Abstract Art from the Middle Stone Age
The oldest piece of abstract art ever found was in a small cave on the South African Cape coast.
About 300 kms east of Cape Town, South Africa lies a well-researched archaeological site called Blombos Cave (BBC) in the Blombos Private Nature Reserve. Named for the prickly white flower (blom) bush (bos) that is found in the area in which it is situated, this eye-shaped cave has yielded significant archaeological information on its stone age inhabitants.
About 30 metres from the sea and 100 meters inland, this archaeological treasure trove was buried behind sand deposited from the surrounding dunes. Excavations of the cave began in 1962, conducted by archaeologist, Professor Christopher Henshilwood as part of his doctoral thesis at Cambridge University: Holocene archaeology of the coastal Garcia State Forest, southern Cape, South Africa.
Since 1962 the cave has been studied intensively by Henshilwood and colleagues from the University of the Witwatersrand, Johannesburg and various European universities. While initial studies were focussed on the more recent Later Stone Age (LSA) deposits, since 1997 the primary focus has been on the earlier Middle Stone Age (MSA) sequence.
The researchers were the first humans to enter the cave since its last occupants left about 70 000 years ago, and in deposits of ash and sand from hearths from the MSA, Henshilwood and his team found pieces of ochre rock that had been scraped and ground to flatten the surface. Cross hatches and lines had then been carved into the surface probably using ochre rock “crayons” found in the vicinity, to create complex abstract geometric patterns. These pieces have been dated to approximately 75 000 BCE and are the first ever documented examples of abstract, not representative, art. Abstract art is particularly interesting as it does not directly represent any biological or geographical object that the creators might have encountered. It is thus a possible indicator of abstract thinking ability, although the purpose of these rock pieces is yet unknown. There is some speculation in the scientific literature that the engraved rock pieces may have been used as stamps of some sort. Analysis of the grains of soil surrounding the rock pieces by the method known as optically stimulated luminescence indicates that there was no soil blending in the areas in which they were found, confirming that they were indeed from the Middle Stone Age period.
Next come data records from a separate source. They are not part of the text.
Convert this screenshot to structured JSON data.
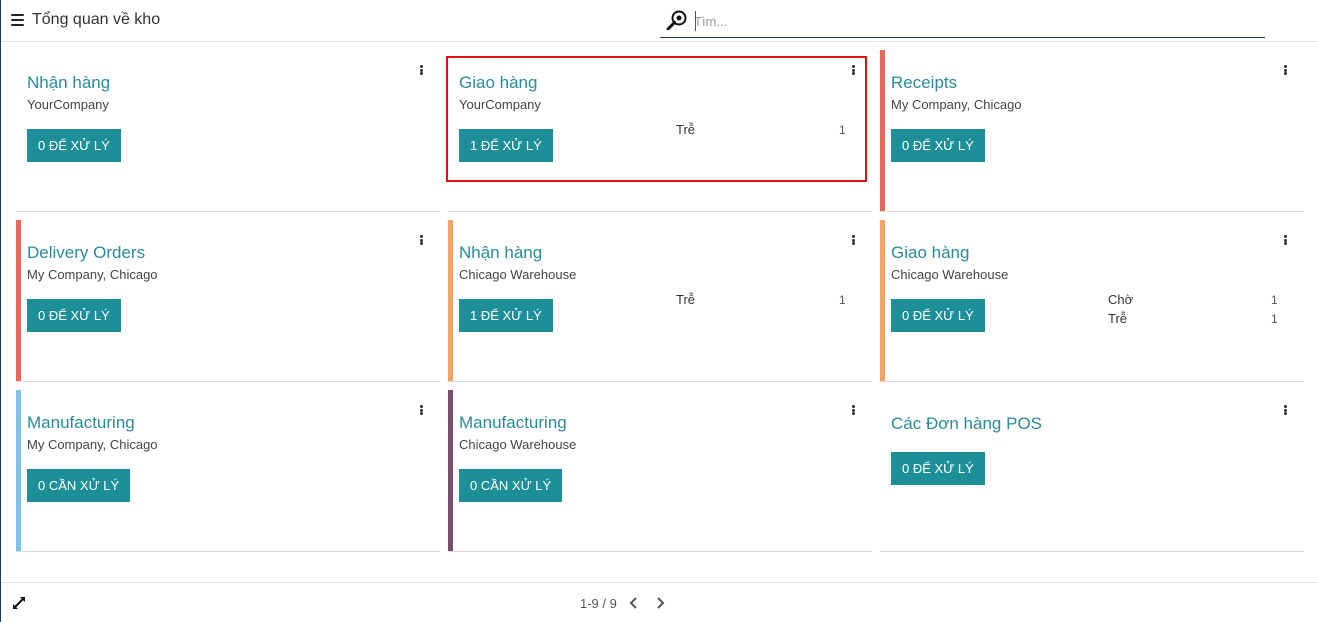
{
  "header": {
    "title": "Tổng quan về kho",
    "search_placeholder": "Tìm..."
  },
  "cards": [
    {
      "title": "Nhận hàng",
      "subtitle": "YourCompany",
      "button": "0 ĐỂ XỬ LÝ",
      "stripe_color": "",
      "stats": []
    },
    {
      "title": "Giao hàng",
      "subtitle": "YourCompany",
      "button": "1 ĐỂ XỬ LÝ",
      "stripe_color": "",
      "stats": [
        {
          "label": "Trễ",
          "value": "1"
        }
      ]
    },
    {
      "title": "Receipts",
      "subtitle": "My Company, Chicago",
      "button": "0 ĐỂ XỬ LÝ",
      "stripe_color": "#e8695c",
      "stats": []
    },
    {
      "title": "Delivery Orders",
      "subtitle": "My Company, Chicago",
      "button": "0 ĐỂ XỬ LÝ",
      "stripe_color": "#e8695c",
      "stats": []
    },
    {
      "title": "Nhận hàng",
      "subtitle": "Chicago Warehouse",
      "button": "1 ĐỂ XỬ LÝ",
      "stripe_color": "#f4a460",
      "stats": [
        {
          "label": "Trễ",
          "value": "1"
        }
      ]
    },
    {
      "title": "Giao hàng",
      "subtitle": "Chicago Warehouse",
      "button": "0 ĐỂ XỬ LÝ",
      "stripe_color": "#f4a460",
      "stats": [
        {
          "label": "Chờ",
          "value": "1"
        },
        {
          "label": "Trễ",
          "value": "1"
        }
      ]
    },
    {
      "title": "Manufacturing",
      "subtitle": "My Company, Chicago",
      "button": "0 CẦN XỬ LÝ",
      "stripe_color": "#7fc4e8",
      "stats": []
    },
    {
      "title": "Manufacturing",
      "subtitle": "Chicago Warehouse",
      "button": "0 CẦN XỬ LÝ",
      "stripe_color": "#7a4f6e",
      "stats": []
    },
    {
      "title": "Các Đơn hàng POS",
      "subtitle": "",
      "button": "0 ĐỂ XỬ LÝ",
      "stripe_color": "",
      "stats": []
    }
  ],
  "pager": {
    "range": "1-9 / 9"
  },
  "colors": {
    "accent": "#1d8f98",
    "title": "#2a8b9a",
    "highlight": "#e01010"
  }
}
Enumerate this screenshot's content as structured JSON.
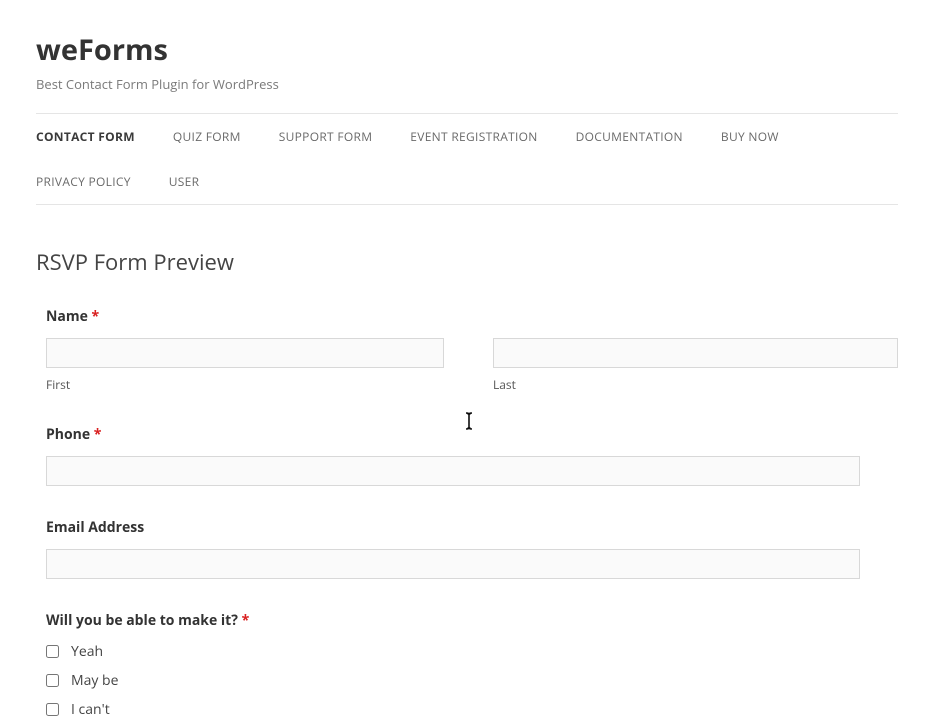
{
  "site": {
    "title": "weForms",
    "tagline": "Best Contact Form Plugin for WordPress"
  },
  "nav": {
    "items": [
      "CONTACT FORM",
      "QUIZ FORM",
      "SUPPORT FORM",
      "EVENT REGISTRATION",
      "DOCUMENTATION",
      "BUY NOW",
      "PRIVACY POLICY",
      "USER"
    ],
    "active_index": 0
  },
  "page": {
    "title": "RSVP Form Preview"
  },
  "form": {
    "name": {
      "label": "Name",
      "required": true,
      "first_sublabel": "First",
      "last_sublabel": "Last",
      "first_value": "",
      "last_value": ""
    },
    "phone": {
      "label": "Phone",
      "required": true,
      "value": ""
    },
    "email": {
      "label": "Email Address",
      "required": false,
      "value": ""
    },
    "attend": {
      "label": "Will you be able to make it?",
      "required": true,
      "options": [
        "Yeah",
        "May be",
        "I can't"
      ]
    }
  },
  "required_marker": "*"
}
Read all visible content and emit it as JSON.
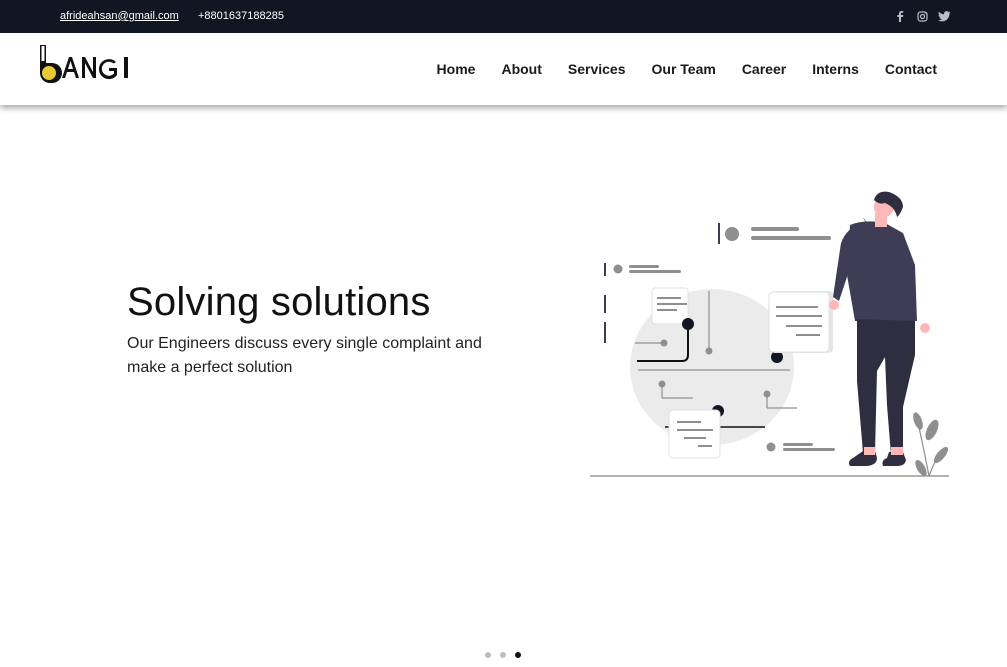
{
  "topbar": {
    "email": "afrideahsan@gmail.com",
    "phone": "+8801637188285",
    "social_icons": [
      "facebook-icon",
      "instagram-icon",
      "twitter-icon"
    ]
  },
  "brand": {
    "logo_text": "BANGI",
    "accent": "#e8c933"
  },
  "nav": {
    "items": [
      "Home",
      "About",
      "Services",
      "Our Team",
      "Career",
      "Interns",
      "Contact"
    ]
  },
  "hero": {
    "title": "Solving solutions",
    "subtitle": "Our Engineers discuss every single complaint and make a perfect solution"
  },
  "carousel": {
    "total_slides": 3,
    "active_slide": 3
  },
  "colors": {
    "topbar_bg": "#111722",
    "text": "#111111",
    "illustration_dark": "#3f3d56",
    "illustration_gray": "#8f8f8f"
  }
}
It is interesting to note that at Diepkloof in the Western Cape similar cross hatch geometric patterns have been found on ostrich eggshells dating back to 60 000 BCE, which were probably used to collect and carry water. There is strong evidence from these findings and further discoveries at Klasies River Cave 1 and the caves at Klein Kliphuis and Wonderwerk, that there was an abstract or symbolic art tradition in the South African Cape coastal area that predates anything found in Europe by at least thirty millennia.
The team also found associated shells that had been pierced by tools, with some of the shell beads covered with red ochre. The wear patterns indicate that these decorative objects had been suspended and were thus in all probability strung together and used as jewellery. Again, this is the earliest known example of using external objects for personal decoration and possibly status definition, and predates similar items found in Europe.
A layer dating even further back to 100 000 years ago, yielded a most significant finding − an ochre-rich paint mixture that had been stored in abalone shells. This mixture was possibly used for either or both skin protection and skin decoration.
About 70 000 years ago, Blombos cave was completely deserted. Researchers posit that the inhabitants might have left as a result of climate change. What had been a mild, temperate region became drier and sea water levels dropped dramatically. The residents were in all probability thus forced to find better hunting grounds and this may possibly have triggered the beginning of an exodus into Northern Africa and even Europe. Researchers are now also able to collect data from the rich archaeological deposits to study the possible effects of dramatic climate change on societies and the resulting migration patterns.